Furthermore, as soon as you're able to read news articles, blog posts, even books in your new language, you have several potential benefits:
- For one, reading is another way to assimilate the word-order and grammar patterns of a language.
- Also, reading will expand your vocabulary and teach you how to guess meaning from context.
- Finally, by reading you acquire ideas and facts about topics you want to talk about. Everyday conversations don't stop at questions such as “Where are you from?” “What work do you do?” They are also very much about ideas, events, and if you're brave, about history and politics.
I very much like the motto of the late Dartmouth Professor John Rassias, a effective promoter of the immersion teaching method: “Don't learn to speak a language, speak to learn it.” Speaking fluently can only be learned by actually speaking.
You won't learn to speak automatically just by doing lots of reading or listening. Yes, both will expose you to the characteristic word-order and grammar patterns of the language. Listening will train your ear to the language's sounds, which is essential when the sounds are quite different from your native language.
But, speaking a foreign language involves transforming your thoughts into specific sounds by training your vocal chords and moving your mouth in a certain way. It also means creating a stream of sounds that has the particular rhythm, pitch, and intonation, etc. of the language.
All of that has to be practiced aloud, typically by imitating native speakers. A teacher or tutor will be able to correct your pronunciation and point out different ways the tongue or mouth can produce the desired sounds.
Apps or online programs that have recording features are quite effective for improving your pronunciation. By playing back your own recordings and hearing how you sound next to the native speaker, you can work on making changes.
As a novice, start out slowly. Listen and repeat as often as you can. Don't be discouraged when you hear yourself for the first time. Memorize conversations, even act them out, mimic the native speakers – have fun sounding like a native!
FROM REPETITION to SPEAKING FREELY
It's very hard to have a genuine conversation just with sentences that you've memorized.
So how does one progress from a “low intermediate” level - where you can ask and answer basic questions - to speaking freely about everyday topics?
Certainly, repeating words and sentences aloud, and learning them by rote are essential techniques for a beginning learner.

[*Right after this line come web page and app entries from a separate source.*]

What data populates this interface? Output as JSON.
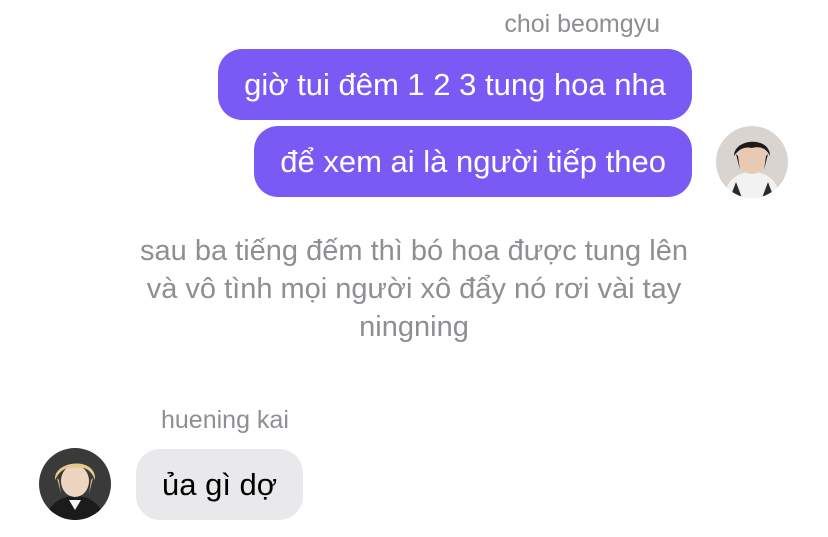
{
  "conversation": {
    "right_sender": "choi beomgyu",
    "left_sender": "huening kai",
    "messages_out": [
      "giờ tui đêm 1 2 3 tung hoa nha",
      "để xem ai là người tiếp theo"
    ],
    "narration_lines": [
      "sau ba tiếng đếm thì bó hoa được tung lên",
      "và vô tình mọi người xô đẩy nó rơi vài tay",
      "ningning"
    ],
    "messages_in": [
      "ủa gì dợ"
    ]
  },
  "colors": {
    "outgoing_bubble": "#7a5af5",
    "incoming_bubble": "#e9e9eb",
    "meta_text": "#8e8e93"
  },
  "icons": {
    "right_avatar": "person-avatar-icon",
    "left_avatar": "person-avatar-icon"
  }
}
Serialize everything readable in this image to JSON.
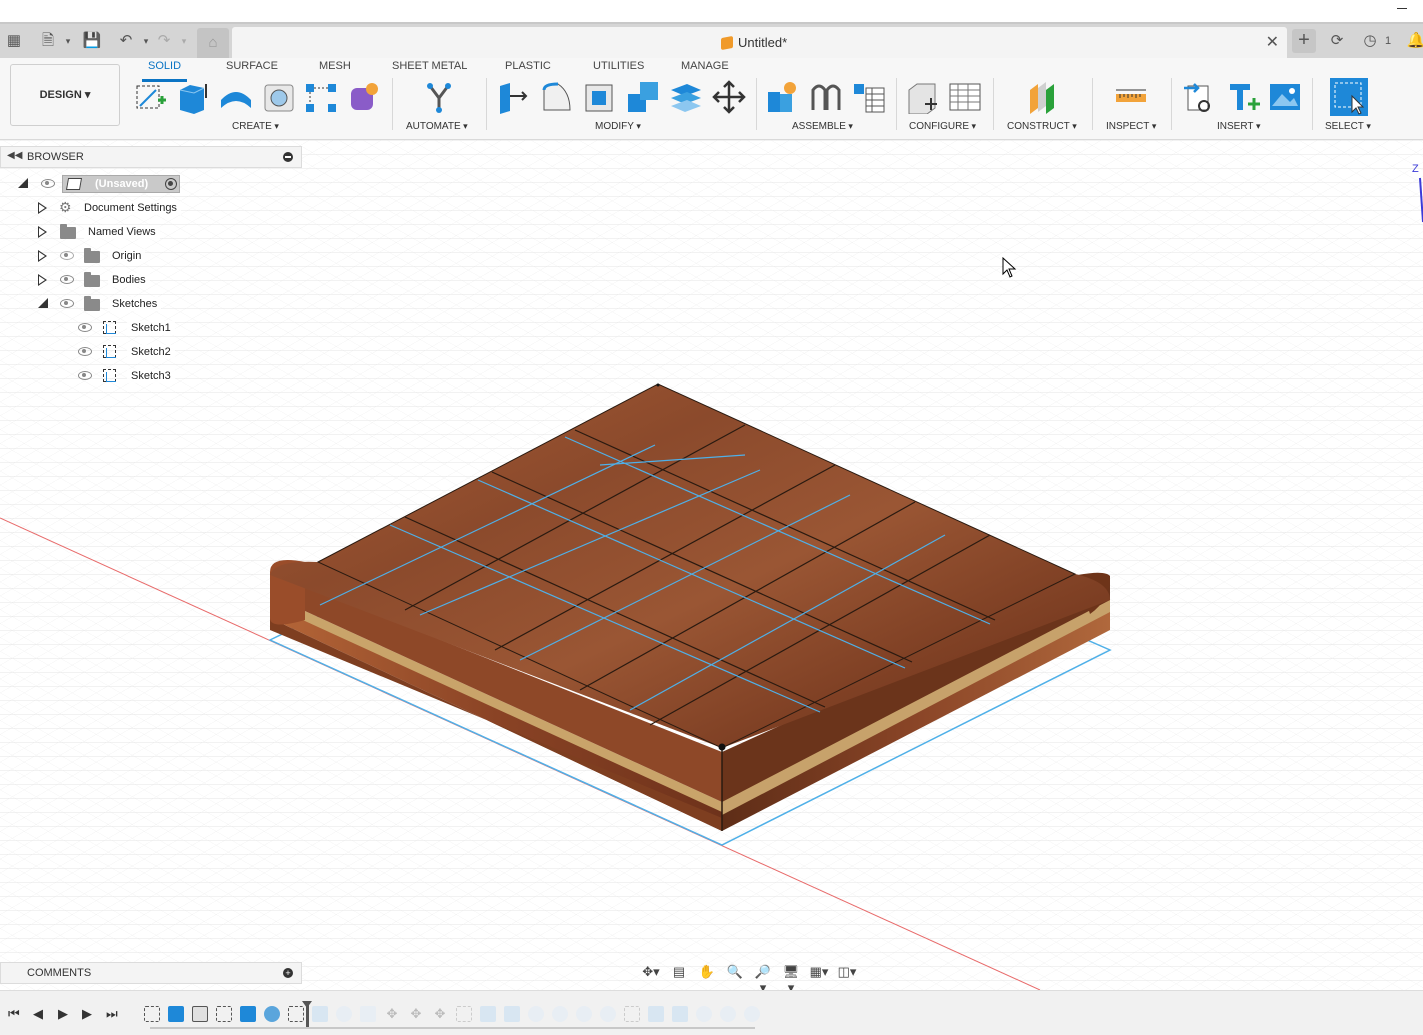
{
  "window": {
    "title": "Untitled*"
  },
  "toolbar": {
    "workspace": "DESIGN ▾",
    "tabs": [
      "SOLID",
      "SURFACE",
      "MESH",
      "SHEET METAL",
      "PLASTIC",
      "UTILITIES",
      "MANAGE"
    ],
    "active_tab": "SOLID",
    "groups": [
      "CREATE",
      "AUTOMATE",
      "MODIFY",
      "ASSEMBLE",
      "CONFIGURE",
      "CONSTRUCT",
      "INSPECT",
      "INSERT",
      "SELECT"
    ]
  },
  "browser": {
    "title": "BROWSER",
    "root": "(Unsaved)",
    "items": [
      {
        "label": "Document Settings",
        "icon": "gear-icon"
      },
      {
        "label": "Named Views",
        "icon": "folder-icon"
      },
      {
        "label": "Origin",
        "icon": "folder-icon",
        "hidden": true
      },
      {
        "label": "Bodies",
        "icon": "folder-icon"
      },
      {
        "label": "Sketches",
        "icon": "folder-icon",
        "expanded": true
      }
    ],
    "sketches": [
      "Sketch1",
      "Sketch2",
      "Sketch3"
    ]
  },
  "comments": {
    "title": "COMMENTS"
  },
  "header_right": {
    "notification_count": "1"
  },
  "colors": {
    "accent": "#0b74c4",
    "sketch_line": "#3aa0e0",
    "wood": "#8a4a2a",
    "wood_core": "#c9a46a"
  }
}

But then, conversations with friends or exchange-partners who are native speakers, or a tutor who only uses the target language are the best way to improve your conversational skills in your target language.

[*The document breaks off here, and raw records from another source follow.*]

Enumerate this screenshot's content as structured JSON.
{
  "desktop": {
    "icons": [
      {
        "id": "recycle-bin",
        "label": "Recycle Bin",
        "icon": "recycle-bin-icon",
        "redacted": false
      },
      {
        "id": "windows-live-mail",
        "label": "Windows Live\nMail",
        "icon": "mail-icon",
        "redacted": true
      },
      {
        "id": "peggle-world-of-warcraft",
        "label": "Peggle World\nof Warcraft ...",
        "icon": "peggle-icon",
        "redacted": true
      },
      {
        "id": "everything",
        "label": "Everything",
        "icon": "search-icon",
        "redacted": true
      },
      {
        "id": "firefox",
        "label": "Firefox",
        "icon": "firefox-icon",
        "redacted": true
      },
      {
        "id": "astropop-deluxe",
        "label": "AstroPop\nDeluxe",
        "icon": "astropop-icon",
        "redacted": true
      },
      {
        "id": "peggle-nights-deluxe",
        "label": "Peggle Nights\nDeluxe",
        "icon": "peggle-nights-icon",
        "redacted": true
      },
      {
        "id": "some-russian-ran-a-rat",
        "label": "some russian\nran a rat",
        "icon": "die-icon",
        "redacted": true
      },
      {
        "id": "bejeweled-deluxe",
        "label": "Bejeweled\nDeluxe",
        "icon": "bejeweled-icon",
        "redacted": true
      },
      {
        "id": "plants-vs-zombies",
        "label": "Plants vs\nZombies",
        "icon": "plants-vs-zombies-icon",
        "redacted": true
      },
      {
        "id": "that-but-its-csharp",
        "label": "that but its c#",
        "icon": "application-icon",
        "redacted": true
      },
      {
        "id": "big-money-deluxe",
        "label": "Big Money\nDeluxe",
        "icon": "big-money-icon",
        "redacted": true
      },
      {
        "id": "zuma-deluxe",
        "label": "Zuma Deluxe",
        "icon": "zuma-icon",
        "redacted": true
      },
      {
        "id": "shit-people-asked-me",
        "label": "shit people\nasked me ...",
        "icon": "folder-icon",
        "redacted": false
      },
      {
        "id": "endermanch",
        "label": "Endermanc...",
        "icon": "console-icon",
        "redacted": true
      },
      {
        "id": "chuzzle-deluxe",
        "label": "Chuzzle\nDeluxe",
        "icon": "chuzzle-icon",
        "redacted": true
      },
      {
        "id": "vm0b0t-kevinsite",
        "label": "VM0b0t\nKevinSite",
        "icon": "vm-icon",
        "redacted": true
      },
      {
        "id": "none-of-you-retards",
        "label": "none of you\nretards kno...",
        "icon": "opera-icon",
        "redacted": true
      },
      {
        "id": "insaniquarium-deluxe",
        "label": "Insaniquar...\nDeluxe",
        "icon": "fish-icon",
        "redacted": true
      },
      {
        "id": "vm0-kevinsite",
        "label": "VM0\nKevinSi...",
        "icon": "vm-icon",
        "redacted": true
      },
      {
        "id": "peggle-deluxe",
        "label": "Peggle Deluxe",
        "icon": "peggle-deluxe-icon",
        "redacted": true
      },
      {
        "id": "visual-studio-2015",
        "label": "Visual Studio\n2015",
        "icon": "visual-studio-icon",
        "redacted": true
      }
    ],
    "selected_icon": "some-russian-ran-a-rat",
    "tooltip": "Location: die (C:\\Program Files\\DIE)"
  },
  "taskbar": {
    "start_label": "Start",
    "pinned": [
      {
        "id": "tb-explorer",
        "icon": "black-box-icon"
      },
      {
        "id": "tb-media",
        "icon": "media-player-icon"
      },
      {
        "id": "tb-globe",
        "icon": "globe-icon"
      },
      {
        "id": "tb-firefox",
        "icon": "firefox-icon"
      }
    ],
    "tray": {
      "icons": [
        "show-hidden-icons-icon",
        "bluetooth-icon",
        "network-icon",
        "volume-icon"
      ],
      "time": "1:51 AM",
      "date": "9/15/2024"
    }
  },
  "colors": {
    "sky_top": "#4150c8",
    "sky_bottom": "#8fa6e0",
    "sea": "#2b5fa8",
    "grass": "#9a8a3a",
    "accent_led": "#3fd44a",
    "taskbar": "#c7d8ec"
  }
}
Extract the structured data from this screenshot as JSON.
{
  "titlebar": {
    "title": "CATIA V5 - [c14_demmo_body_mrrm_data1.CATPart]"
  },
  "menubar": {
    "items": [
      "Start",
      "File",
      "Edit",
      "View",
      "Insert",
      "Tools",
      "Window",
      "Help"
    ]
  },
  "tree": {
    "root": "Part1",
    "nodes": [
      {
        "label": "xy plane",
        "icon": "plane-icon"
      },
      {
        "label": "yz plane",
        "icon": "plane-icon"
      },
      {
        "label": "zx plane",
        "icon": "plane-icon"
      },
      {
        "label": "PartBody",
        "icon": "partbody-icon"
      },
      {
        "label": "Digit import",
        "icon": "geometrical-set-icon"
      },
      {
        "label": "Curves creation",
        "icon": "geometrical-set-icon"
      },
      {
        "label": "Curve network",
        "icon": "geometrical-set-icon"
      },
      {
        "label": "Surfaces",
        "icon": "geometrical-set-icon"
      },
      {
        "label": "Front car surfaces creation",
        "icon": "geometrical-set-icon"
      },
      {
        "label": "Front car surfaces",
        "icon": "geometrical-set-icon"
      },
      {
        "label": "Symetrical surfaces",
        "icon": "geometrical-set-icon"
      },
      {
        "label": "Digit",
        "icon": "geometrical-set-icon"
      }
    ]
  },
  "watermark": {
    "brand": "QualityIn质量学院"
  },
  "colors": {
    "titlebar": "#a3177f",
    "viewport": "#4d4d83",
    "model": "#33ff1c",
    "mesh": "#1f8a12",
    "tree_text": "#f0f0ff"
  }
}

Talking with someone is a complicated back and forth that creates a context for words and sentences. With talking come all kinds of “filler words and sounds” that are normal for a casual conversation.
Participating often in such open-ended conversations will expose you again and again to the typical patterns of the language you're learning and prompt you to use these patterns yourself.

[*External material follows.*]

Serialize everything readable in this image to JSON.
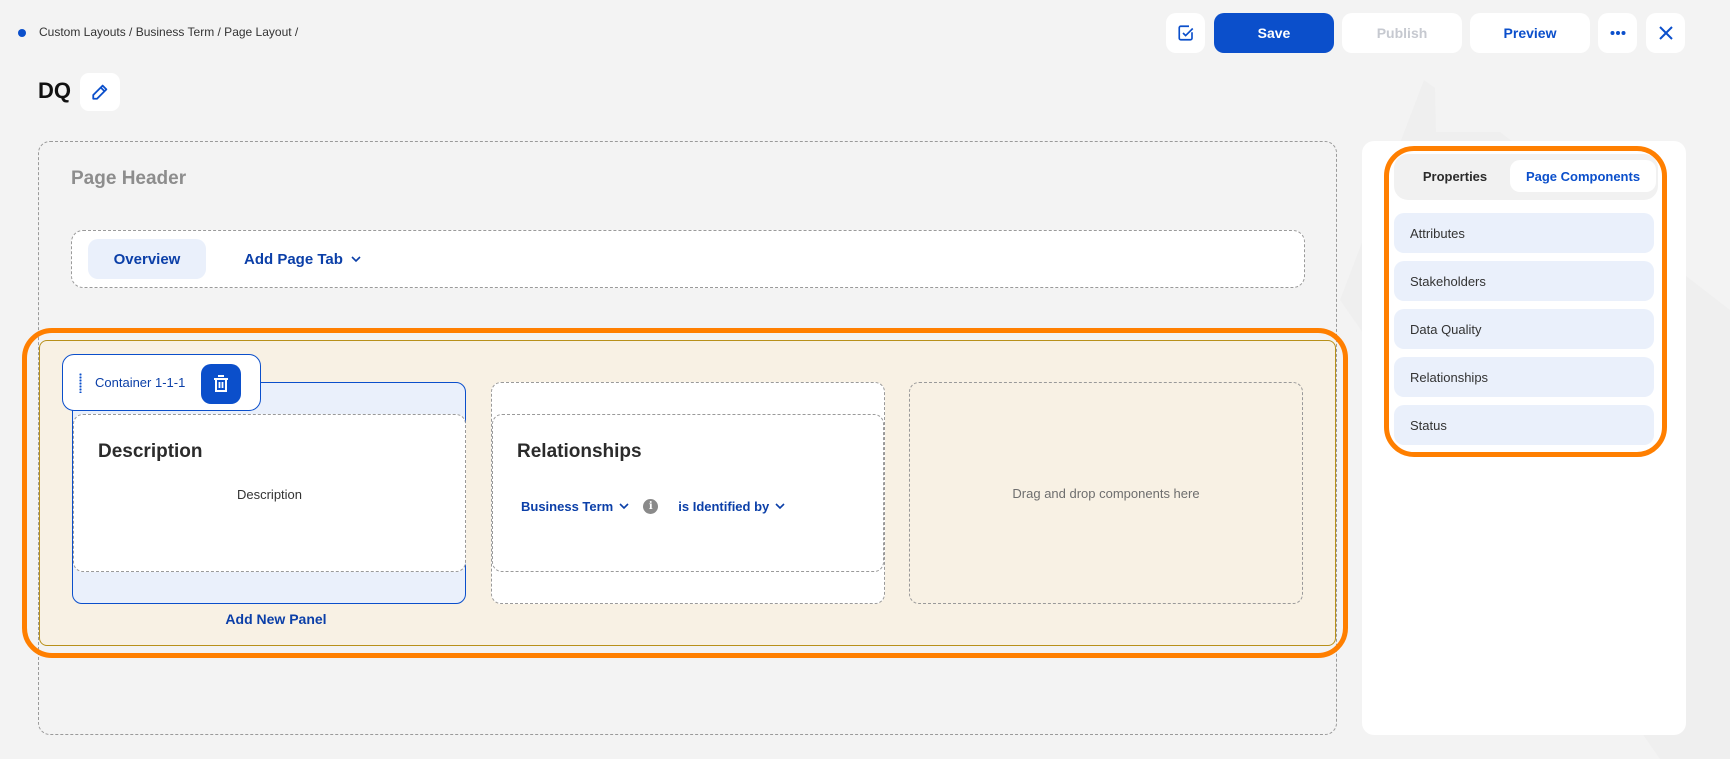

So yes, learning 90-95% of words commonly used is an excellent language learning goal. And if you learn them in context, rather than as words in a list, you'll be building conversational skills.
Even if you understand all the words, you still have to decided whether someone is asking for something or telling you what you should do. You have to figure out how to formulate a question, express a reasoned opinion, or how to comment to a fast-moving conversation of your friends or family.
Getting to that level of fluency takes more than just words, it also takes much listening and many conversations on a variety of topics. And it takes friends and conversation partners to practice with.
Bio: Ulrike Rettig is the co-founder of GamesforLanguage.com. She is a lifelong language learner, growing up in Austria, the Netherlands, and Canada. You can follow her on Facebook, Twitter and Instagram, and leave any comments with contact or below.